# THE TASK
Each entry below is to be written out exactly, and the pictures are to be left out.

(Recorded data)

***

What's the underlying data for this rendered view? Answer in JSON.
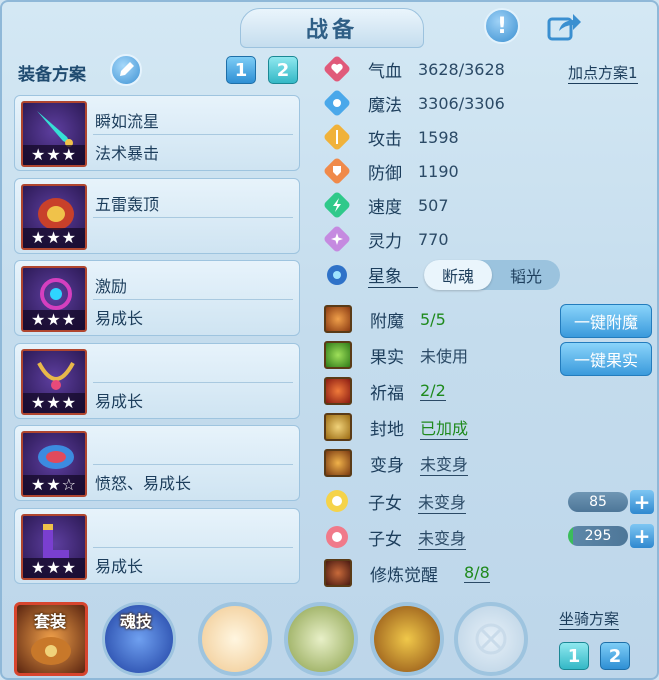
{
  "header": {
    "title": "战备"
  },
  "colors": {
    "accent": "#3a9adc",
    "green_value": "#1f8a1d",
    "text": "#1d3e5c"
  },
  "equipment_plan": {
    "label": "装备方案",
    "buttons": [
      "1",
      "2"
    ],
    "items": [
      {
        "name": "瞬如流星",
        "effect": "法术暴击",
        "stars": "★★★",
        "icon": "sword-icon"
      },
      {
        "name": "五雷轰顶",
        "effect": "",
        "stars": "★★★",
        "icon": "helmet-icon"
      },
      {
        "name": "激励",
        "effect": "易成长",
        "stars": "★★★",
        "icon": "necklace-icon"
      },
      {
        "name": "",
        "effect": "易成长",
        "stars": "★★★",
        "icon": "belt-icon"
      },
      {
        "name": "",
        "effect": "愤怒、易成长",
        "stars": "★★☆",
        "icon": "armor-icon"
      },
      {
        "name": "",
        "effect": "易成长",
        "stars": "★★★",
        "icon": "boots-icon"
      }
    ]
  },
  "stats": {
    "plan_link": "加点方案1",
    "rows": [
      {
        "label": "气血",
        "value": "3628/3628",
        "icon": "heart-icon"
      },
      {
        "label": "魔法",
        "value": "3306/3306",
        "icon": "mana-icon"
      },
      {
        "label": "攻击",
        "value": "1598",
        "icon": "attack-icon"
      },
      {
        "label": "防御",
        "value": "1190",
        "icon": "defense-icon"
      },
      {
        "label": "速度",
        "value": "507",
        "icon": "speed-icon"
      },
      {
        "label": "灵力",
        "value": "770",
        "icon": "spirit-icon"
      }
    ],
    "star_sign": {
      "label": "星象",
      "options": [
        "断魂",
        "韬光"
      ],
      "selected": "断魂"
    }
  },
  "buffs": [
    {
      "label": "附魔",
      "value": "5/5",
      "green": true,
      "underline": false
    },
    {
      "label": "果实",
      "value": "未使用",
      "green": false,
      "underline": false
    },
    {
      "label": "祈福",
      "value": "2/2",
      "green": true,
      "underline": false
    },
    {
      "label": "封地",
      "value": "已加成",
      "green": true,
      "underline": true
    },
    {
      "label": "变身",
      "value": "未变身",
      "green": false,
      "underline": true
    },
    {
      "label": "子女",
      "value": "未变身",
      "green": false,
      "underline": true
    },
    {
      "label": "子女",
      "value": "未变身",
      "green": false,
      "underline": true
    },
    {
      "label": "修炼觉醒",
      "value": "8/8",
      "green": true,
      "underline": true
    }
  ],
  "actions": {
    "enchant": "一键附魔",
    "fruit": "一键果实"
  },
  "children_sliders": [
    {
      "value": "85",
      "plus": "+"
    },
    {
      "value": "295",
      "plus": "+"
    }
  ],
  "bottom": {
    "suit_label": "套装",
    "soul_label": "魂技",
    "mount_label": "坐骑方案",
    "mount_buttons": [
      "1",
      "2"
    ]
  }
}
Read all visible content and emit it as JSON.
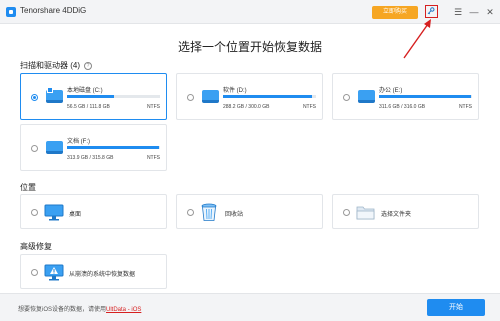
{
  "window": {
    "app_title": "Tenorshare 4DDiG",
    "buy_label": "立即购买",
    "key_icon": "key-icon",
    "menu_glyph": "☰",
    "minimize_glyph": "—",
    "close_glyph": "✕"
  },
  "main_title": "选择一个位置开始恢复数据",
  "drives_section": {
    "title": "扫描和驱动器 (4)",
    "help_glyph": "?",
    "drives": [
      {
        "name": "本地磁盘 (C:)",
        "size": "56.5 GB / 111.8 GB",
        "fs": "NTFS",
        "used_fraction": 0.51,
        "selected": true
      },
      {
        "name": "软件 (D:)",
        "size": "288.2 GB / 300.0 GB",
        "fs": "NTFS",
        "used_fraction": 0.96,
        "selected": false
      },
      {
        "name": "办公 (E:)",
        "size": "311.6 GB / 316.0 GB",
        "fs": "NTFS",
        "used_fraction": 0.99,
        "selected": false
      },
      {
        "name": "文档 (F:)",
        "size": "313.9 GB / 315.8 GB",
        "fs": "NTFS",
        "used_fraction": 0.99,
        "selected": false
      }
    ]
  },
  "location_section": {
    "title": "位置",
    "items": [
      {
        "label": "桌面",
        "icon": "desktop-icon"
      },
      {
        "label": "回收站",
        "icon": "recycle-bin-icon"
      },
      {
        "label": "选择文件夹",
        "icon": "folder-icon"
      }
    ]
  },
  "advanced_section": {
    "title": "高级修复",
    "items": [
      {
        "label": "从崩溃的系统中恢复数据",
        "icon": "crashed-system-icon"
      }
    ]
  },
  "footer": {
    "text": "想要恢复iOS设备的数据，请使用",
    "link": "UltData - iOS",
    "start_label": "开始"
  },
  "colors": {
    "accent": "#1f8cf0",
    "buy": "#f6a623",
    "highlight": "#d62020"
  }
}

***

# SOLVED EXERCISE
What's the underlying data for this rendered view? Answer in JSON.
{
  "header": {
    "title": "战备"
  },
  "colors": {
    "accent": "#3a9adc",
    "green_value": "#1f8a1d",
    "text": "#1d3e5c"
  },
  "equipment_plan": {
    "label": "装备方案",
    "buttons": [
      "1",
      "2"
    ],
    "items": [
      {
        "name": "瞬如流星",
        "effect": "法术暴击",
        "stars": "★★★",
        "icon": "sword-icon"
      },
      {
        "name": "五雷轰顶",
        "effect": "",
        "stars": "★★★",
        "icon": "helmet-icon"
      },
      {
        "name": "激励",
        "effect": "易成长",
        "stars": "★★★",
        "icon": "necklace-icon"
      },
      {
        "name": "",
        "effect": "易成长",
        "stars": "★★★",
        "icon": "belt-icon"
      },
      {
        "name": "",
        "effect": "愤怒、易成长",
        "stars": "★★☆",
        "icon": "armor-icon"
      },
      {
        "name": "",
        "effect": "易成长",
        "stars": "★★★",
        "icon": "boots-icon"
      }
    ]
  },
  "stats": {
    "plan_link": "加点方案1",
    "rows": [
      {
        "label": "气血",
        "value": "3628/3628",
        "icon": "heart-icon"
      },
      {
        "label": "魔法",
        "value": "3306/3306",
        "icon": "mana-icon"
      },
      {
        "label": "攻击",
        "value": "1598",
        "icon": "attack-icon"
      },
      {
        "label": "防御",
        "value": "1190",
        "icon": "defense-icon"
      },
      {
        "label": "速度",
        "value": "507",
        "icon": "speed-icon"
      },
      {
        "label": "灵力",
        "value": "770",
        "icon": "spirit-icon"
      }
    ],
    "star_sign": {
      "label": "星象",
      "options": [
        "断魂",
        "韬光"
      ],
      "selected": "断魂"
    }
  },
  "buffs": [
    {
      "label": "附魔",
      "value": "5/5",
      "green": true,
      "underline": false
    },
    {
      "label": "果实",
      "value": "未使用",
      "green": false,
      "underline": false
    },
    {
      "label": "祈福",
      "value": "2/2",
      "green": true,
      "underline": false
    },
    {
      "label": "封地",
      "value": "已加成",
      "green": true,
      "underline": true
    },
    {
      "label": "变身",
      "value": "未变身",
      "green": false,
      "underline": true
    },
    {
      "label": "子女",
      "value": "未变身",
      "green": false,
      "underline": true
    },
    {
      "label": "子女",
      "value": "未变身",
      "green": false,
      "underline": true
    },
    {
      "label": "修炼觉醒",
      "value": "8/8",
      "green": true,
      "underline": true
    }
  ],
  "actions": {
    "enchant": "一键附魔",
    "fruit": "一键果实"
  },
  "children_sliders": [
    {
      "value": "85",
      "plus": "+"
    },
    {
      "value": "295",
      "plus": "+"
    }
  ],
  "bottom": {
    "suit_label": "套装",
    "soul_label": "魂技",
    "mount_label": "坐骑方案",
    "mount_buttons": [
      "1",
      "2"
    ]
  }
}
Read all visible content and emit it as JSON.
{
  "window": {
    "app_title": "Tenorshare 4DDiG",
    "buy_label": "立即购买",
    "key_icon": "key-icon",
    "menu_glyph": "☰",
    "minimize_glyph": "—",
    "close_glyph": "✕"
  },
  "main_title": "选择一个位置开始恢复数据",
  "drives_section": {
    "title": "扫描和驱动器 (4)",
    "help_glyph": "?",
    "drives": [
      {
        "name": "本地磁盘 (C:)",
        "size": "56.5 GB / 111.8 GB",
        "fs": "NTFS",
        "used_fraction": 0.51,
        "selected": true
      },
      {
        "name": "软件 (D:)",
        "size": "288.2 GB / 300.0 GB",
        "fs": "NTFS",
        "used_fraction": 0.96,
        "selected": false
      },
      {
        "name": "办公 (E:)",
        "size": "311.6 GB / 316.0 GB",
        "fs": "NTFS",
        "used_fraction": 0.99,
        "selected": false
      },
      {
        "name": "文档 (F:)",
        "size": "313.9 GB / 315.8 GB",
        "fs": "NTFS",
        "used_fraction": 0.99,
        "selected": false
      }
    ]
  },
  "location_section": {
    "title": "位置",
    "items": [
      {
        "label": "桌面",
        "icon": "desktop-icon"
      },
      {
        "label": "回收站",
        "icon": "recycle-bin-icon"
      },
      {
        "label": "选择文件夹",
        "icon": "folder-icon"
      }
    ]
  },
  "advanced_section": {
    "title": "高级修复",
    "items": [
      {
        "label": "从崩溃的系统中恢复数据",
        "icon": "crashed-system-icon"
      }
    ]
  },
  "footer": {
    "text": "想要恢复iOS设备的数据，请使用",
    "link": "UltData - iOS",
    "start_label": "开始"
  },
  "colors": {
    "accent": "#1f8cf0",
    "buy": "#f6a623",
    "highlight": "#d62020"
  }
}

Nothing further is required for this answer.